by menace2
Michael, I am afraid I must disagree with your assessment of Macnutt. I had the good fortune of only seeing him in the classroom - I was in MaA. After 4 years of his tutelage - and being referred to as "an animated waste paper basket" - I can assure you that his classes were rigorously analytical and stylistic. No rote with "Fat" Macnutt. His infamous composition pieces (beautifully printed) demanded a lot more than rote and he marked on far more than "rules". Of course it does not mitigate his faults in other areas of conduct, and I am grateful I did not have to deal with those.

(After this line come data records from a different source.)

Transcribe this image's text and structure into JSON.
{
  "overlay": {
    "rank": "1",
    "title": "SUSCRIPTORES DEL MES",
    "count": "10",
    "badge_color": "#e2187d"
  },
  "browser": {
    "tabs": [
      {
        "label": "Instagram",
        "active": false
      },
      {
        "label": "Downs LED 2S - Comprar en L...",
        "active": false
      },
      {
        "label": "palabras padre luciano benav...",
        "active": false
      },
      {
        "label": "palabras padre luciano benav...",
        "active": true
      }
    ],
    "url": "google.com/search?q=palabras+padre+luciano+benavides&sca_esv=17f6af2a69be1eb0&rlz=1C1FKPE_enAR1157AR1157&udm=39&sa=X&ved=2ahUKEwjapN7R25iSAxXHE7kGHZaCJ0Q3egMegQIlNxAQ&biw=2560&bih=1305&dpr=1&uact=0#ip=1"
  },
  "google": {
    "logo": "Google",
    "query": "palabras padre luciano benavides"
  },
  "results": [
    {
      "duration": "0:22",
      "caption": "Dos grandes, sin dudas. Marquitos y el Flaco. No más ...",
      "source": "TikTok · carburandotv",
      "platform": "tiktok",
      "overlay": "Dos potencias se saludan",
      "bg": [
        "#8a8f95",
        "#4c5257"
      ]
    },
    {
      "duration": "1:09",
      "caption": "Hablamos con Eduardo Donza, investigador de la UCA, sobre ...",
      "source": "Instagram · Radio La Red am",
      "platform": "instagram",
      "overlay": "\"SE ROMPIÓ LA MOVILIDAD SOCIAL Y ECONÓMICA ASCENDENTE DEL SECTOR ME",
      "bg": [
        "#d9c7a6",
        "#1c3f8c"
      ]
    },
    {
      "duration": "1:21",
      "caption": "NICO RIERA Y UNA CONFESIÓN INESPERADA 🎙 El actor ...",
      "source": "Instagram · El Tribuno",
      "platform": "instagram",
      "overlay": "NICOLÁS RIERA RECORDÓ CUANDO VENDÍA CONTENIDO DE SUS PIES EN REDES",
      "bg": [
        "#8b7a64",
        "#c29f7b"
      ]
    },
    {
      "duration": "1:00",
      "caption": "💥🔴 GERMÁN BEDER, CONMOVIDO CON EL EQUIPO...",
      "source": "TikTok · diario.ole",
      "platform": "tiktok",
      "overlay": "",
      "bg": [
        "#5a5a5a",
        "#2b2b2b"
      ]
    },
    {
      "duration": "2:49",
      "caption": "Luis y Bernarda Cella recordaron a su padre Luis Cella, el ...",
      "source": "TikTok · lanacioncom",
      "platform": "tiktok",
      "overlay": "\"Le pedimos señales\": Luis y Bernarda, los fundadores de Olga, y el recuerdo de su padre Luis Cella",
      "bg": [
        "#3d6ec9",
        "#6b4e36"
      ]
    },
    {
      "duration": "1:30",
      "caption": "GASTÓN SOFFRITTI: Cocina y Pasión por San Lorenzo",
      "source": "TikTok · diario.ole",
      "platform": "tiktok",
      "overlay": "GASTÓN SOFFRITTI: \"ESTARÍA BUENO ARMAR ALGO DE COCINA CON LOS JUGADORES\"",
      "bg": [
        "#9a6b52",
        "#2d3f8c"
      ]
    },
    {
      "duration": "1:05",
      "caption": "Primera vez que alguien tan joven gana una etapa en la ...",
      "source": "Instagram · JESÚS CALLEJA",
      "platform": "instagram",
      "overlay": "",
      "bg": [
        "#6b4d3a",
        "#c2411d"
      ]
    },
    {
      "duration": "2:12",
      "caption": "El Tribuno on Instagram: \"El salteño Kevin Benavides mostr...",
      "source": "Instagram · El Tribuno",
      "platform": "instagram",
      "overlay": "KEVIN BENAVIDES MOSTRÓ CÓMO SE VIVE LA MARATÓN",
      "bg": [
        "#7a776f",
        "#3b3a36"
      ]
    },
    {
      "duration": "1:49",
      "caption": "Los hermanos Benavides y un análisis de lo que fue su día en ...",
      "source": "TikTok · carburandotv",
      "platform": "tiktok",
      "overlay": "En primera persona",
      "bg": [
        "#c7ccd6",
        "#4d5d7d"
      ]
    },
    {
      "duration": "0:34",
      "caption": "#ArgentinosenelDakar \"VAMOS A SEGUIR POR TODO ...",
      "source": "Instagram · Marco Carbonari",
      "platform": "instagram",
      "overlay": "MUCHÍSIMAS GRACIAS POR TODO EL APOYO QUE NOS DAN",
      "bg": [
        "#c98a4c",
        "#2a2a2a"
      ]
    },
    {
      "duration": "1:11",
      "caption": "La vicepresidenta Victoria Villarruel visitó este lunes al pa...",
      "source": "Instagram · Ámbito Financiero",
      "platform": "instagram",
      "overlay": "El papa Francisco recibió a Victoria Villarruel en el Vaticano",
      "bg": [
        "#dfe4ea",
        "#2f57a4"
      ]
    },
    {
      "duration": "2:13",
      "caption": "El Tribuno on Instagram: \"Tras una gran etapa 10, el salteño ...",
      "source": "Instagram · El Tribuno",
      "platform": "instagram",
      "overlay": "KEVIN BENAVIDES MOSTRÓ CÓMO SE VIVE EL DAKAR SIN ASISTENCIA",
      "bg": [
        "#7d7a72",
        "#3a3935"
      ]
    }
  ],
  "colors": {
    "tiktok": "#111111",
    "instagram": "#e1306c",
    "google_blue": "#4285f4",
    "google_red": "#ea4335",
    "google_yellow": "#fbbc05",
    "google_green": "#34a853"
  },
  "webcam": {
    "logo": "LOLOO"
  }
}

A propos of nothing - I do remember other greatly influential teachers of my time such as Jesson-Dibley, Tim Law, and several others from that era already mentioned in this thread. It was a very difficult transitional period for CH, I saw the end of HLOFlecker and the start of CME Seaman. The latter I got to know quite well, and developed a late respect for him. It is reassuring for such as I to see how far the place has come.

Who remembers the article in the Blue written by the Griffin twins in PeA, then run by the notorious Beavan? Ending in the mythical quote "Brightest lamp of our declining years, burgeoning ever verdant" - still cannot fathom how they got that past the editorial board.

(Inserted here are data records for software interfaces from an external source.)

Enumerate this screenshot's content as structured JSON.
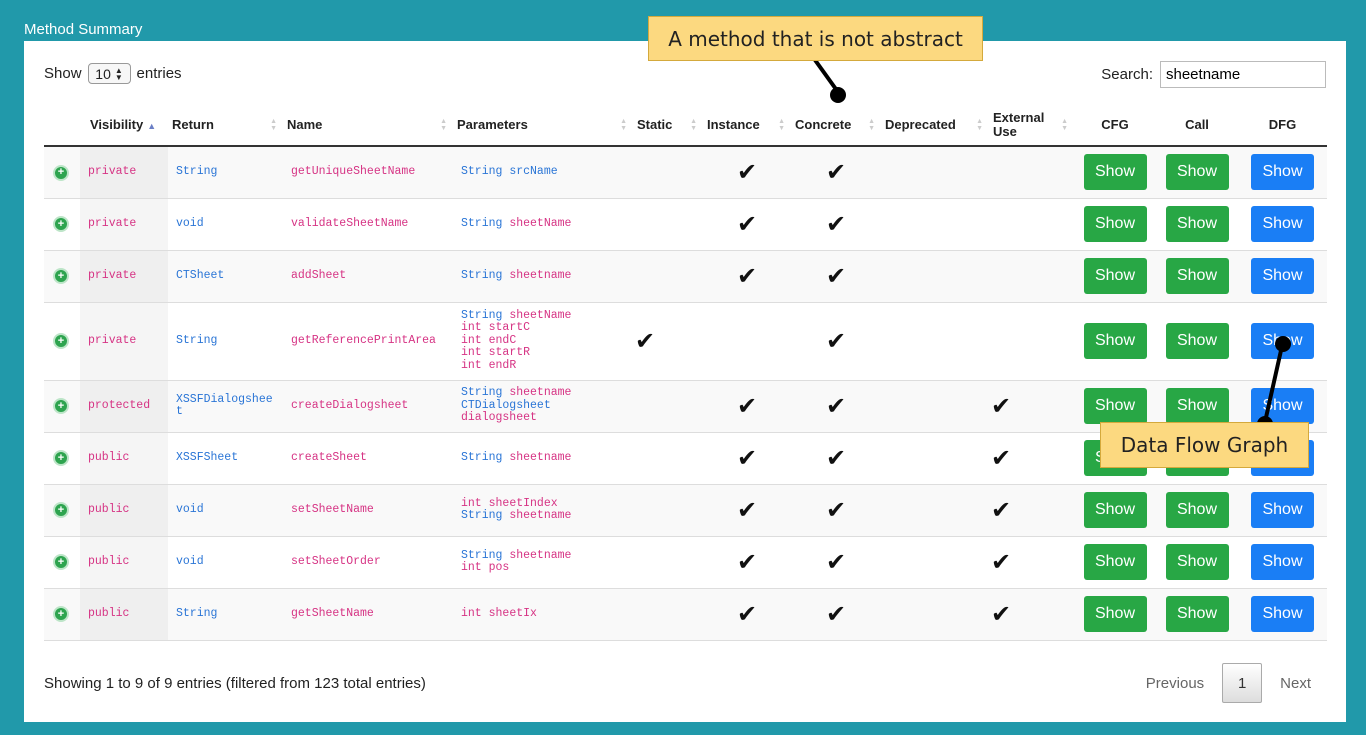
{
  "panel": {
    "title": "Method Summary"
  },
  "length": {
    "prefix": "Show",
    "value": "10",
    "suffix": "entries"
  },
  "search": {
    "label": "Search:",
    "value": "sheetname"
  },
  "columns": [
    {
      "label": ""
    },
    {
      "label": "Visibility"
    },
    {
      "label": "Return"
    },
    {
      "label": "Name"
    },
    {
      "label": "Parameters"
    },
    {
      "label": "Static"
    },
    {
      "label": "Instance"
    },
    {
      "label": "Concrete"
    },
    {
      "label": "Deprecated"
    },
    {
      "label": "External Use"
    },
    {
      "label": "CFG"
    },
    {
      "label": "Call"
    },
    {
      "label": "DFG"
    }
  ],
  "rows": [
    {
      "visibility": "private",
      "return": "String",
      "name": "getUniqueSheetName",
      "params": [
        {
          "type": "String",
          "name": "srcName",
          "tcolor": "blue",
          "ncolor": "blue"
        }
      ],
      "static": false,
      "instance": true,
      "concrete": true,
      "deprecated": false,
      "external": false
    },
    {
      "visibility": "private",
      "return": "void",
      "name": "validateSheetName",
      "params": [
        {
          "type": "String",
          "name": "sheetName",
          "tcolor": "blue",
          "ncolor": "pink"
        }
      ],
      "static": false,
      "instance": true,
      "concrete": true,
      "deprecated": false,
      "external": false
    },
    {
      "visibility": "private",
      "return": "CTSheet",
      "name": "addSheet",
      "params": [
        {
          "type": "String",
          "name": "sheetname",
          "tcolor": "blue",
          "ncolor": "pink"
        }
      ],
      "static": false,
      "instance": true,
      "concrete": true,
      "deprecated": false,
      "external": false
    },
    {
      "visibility": "private",
      "return": "String",
      "name": "getReferencePrintArea",
      "params": [
        {
          "type": "String",
          "name": "sheetName",
          "tcolor": "blue",
          "ncolor": "pink"
        },
        {
          "type": "int",
          "name": "startC",
          "tcolor": "pink",
          "ncolor": "pink"
        },
        {
          "type": "int",
          "name": "endC",
          "tcolor": "pink",
          "ncolor": "pink"
        },
        {
          "type": "int",
          "name": "startR",
          "tcolor": "pink",
          "ncolor": "pink"
        },
        {
          "type": "int",
          "name": "endR",
          "tcolor": "pink",
          "ncolor": "pink"
        }
      ],
      "static": true,
      "instance": false,
      "concrete": true,
      "deprecated": false,
      "external": false
    },
    {
      "visibility": "protected",
      "return": "XSSFDialogsheet",
      "name": "createDialogsheet",
      "params": [
        {
          "type": "String",
          "name": "sheetname",
          "tcolor": "blue",
          "ncolor": "pink"
        },
        {
          "type": "CTDialogsheet",
          "name": "dialogsheet",
          "tcolor": "blue",
          "ncolor": "pink"
        }
      ],
      "static": false,
      "instance": true,
      "concrete": true,
      "deprecated": false,
      "external": true
    },
    {
      "visibility": "public",
      "return": "XSSFSheet",
      "name": "createSheet",
      "params": [
        {
          "type": "String",
          "name": "sheetname",
          "tcolor": "blue",
          "ncolor": "pink"
        }
      ],
      "static": false,
      "instance": true,
      "concrete": true,
      "deprecated": false,
      "external": true
    },
    {
      "visibility": "public",
      "return": "void",
      "name": "setSheetName",
      "params": [
        {
          "type": "int",
          "name": "sheetIndex",
          "tcolor": "pink",
          "ncolor": "pink"
        },
        {
          "type": "String",
          "name": "sheetname",
          "tcolor": "blue",
          "ncolor": "pink"
        }
      ],
      "static": false,
      "instance": true,
      "concrete": true,
      "deprecated": false,
      "external": true
    },
    {
      "visibility": "public",
      "return": "void",
      "name": "setSheetOrder",
      "params": [
        {
          "type": "String",
          "name": "sheetname",
          "tcolor": "blue",
          "ncolor": "pink"
        },
        {
          "type": "int",
          "name": "pos",
          "tcolor": "pink",
          "ncolor": "pink"
        }
      ],
      "static": false,
      "instance": true,
      "concrete": true,
      "deprecated": false,
      "external": true
    },
    {
      "visibility": "public",
      "return": "String",
      "name": "getSheetName",
      "params": [
        {
          "type": "int",
          "name": "sheetIx",
          "tcolor": "pink",
          "ncolor": "pink"
        }
      ],
      "static": false,
      "instance": true,
      "concrete": true,
      "deprecated": false,
      "external": true
    }
  ],
  "buttons": {
    "show_label": "Show"
  },
  "expand_glyph": "+",
  "check_glyph": "✔",
  "footer": {
    "info": "Showing 1 to 9 of 9 entries (filtered from 123 total entries)"
  },
  "pager": {
    "previous": "Previous",
    "current": "1",
    "next": "Next"
  },
  "annotations": {
    "concrete_note": "A method that is not abstract",
    "dfg_note": "Data Flow Graph"
  },
  "colors": {
    "background": "#2199aa",
    "green": "#28a745",
    "blue": "#1a7ef5",
    "pink": "#d63384",
    "type_blue": "#2a75d6",
    "callout": "#fcd980"
  }
}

Re: Favourite teacher

Posted: Wed Jan 27, 2016 5:24 pm
by michael scuffil
Were you a classicist, Pat? If so, I daresay quite different criteria apply. I only had Macnutt in my UF year, where I'm afraid it was just learning rules and reading Res Gestae (and bits of the Aeneid).

I had considerable respect for Seaman, though he couldn't really come to terms with the 60s.

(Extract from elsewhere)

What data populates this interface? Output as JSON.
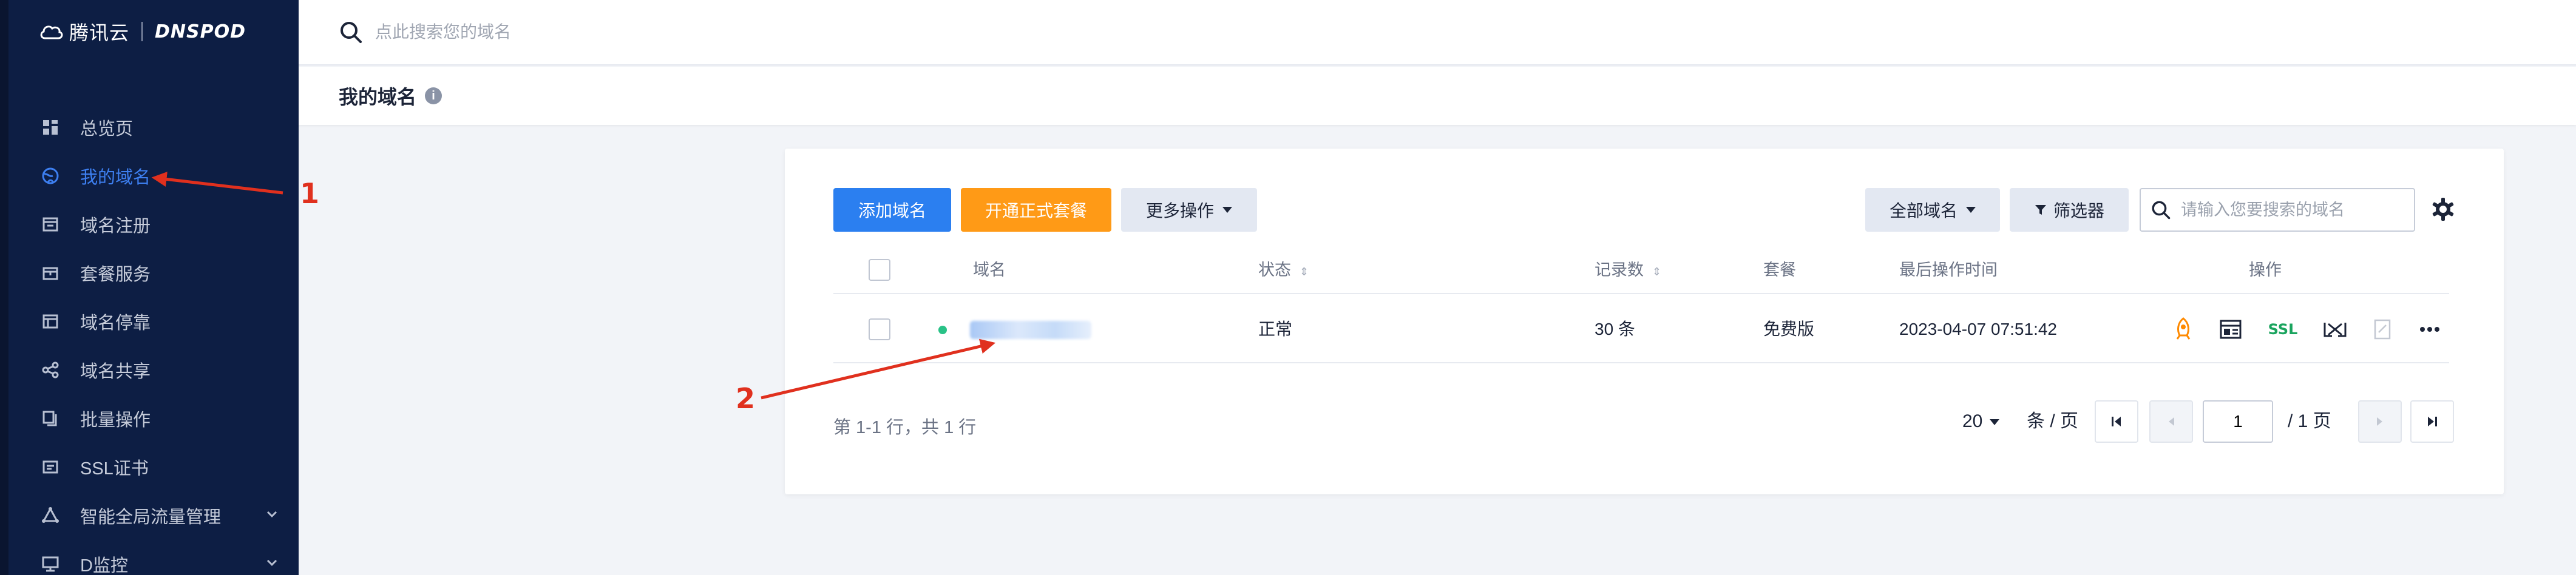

Re: Favourite teacher

Posted: Fri Jan 29, 2016 1:52 am
by menace2
Yes classics and one of his fortunate scholars

Re: David Jesson-Dibley

Posted: Fri Jul 27, 2018 1:56 pm
by Martin Hayman
michael scuffil wrote:
Mon Nov 05, 2007 5:11 pm
And who were my favourite teachers:
the late David Jesson Dibley
Yes, an inspiration, and the defining experience of my education at CH

Re: Favourite teacher

Posted: Sat Jul 28, 2018 8:52 am
by postwarblue
Boom McNutt took me through Herodotus in UF and it was plod plod plod as I remember although I liked Herodotus in translation later in life. He sat at his desk I suppose composing his Ximines crosswords for the Observer while I, unnoticed, wrote out all the Greek propositions on the cover of my Greek Grammar because I could never remember them otherwise. I knew nothing of his sadistic proclivities until I read about them in Norman Longmate's 'A Shaping Season'.

David J-D I warmed to and enjoyed his classes, just as I did those of Gad Malins, in sharp contrast to the dull unimaginative pedantry of Kit Aitken and CO Healey.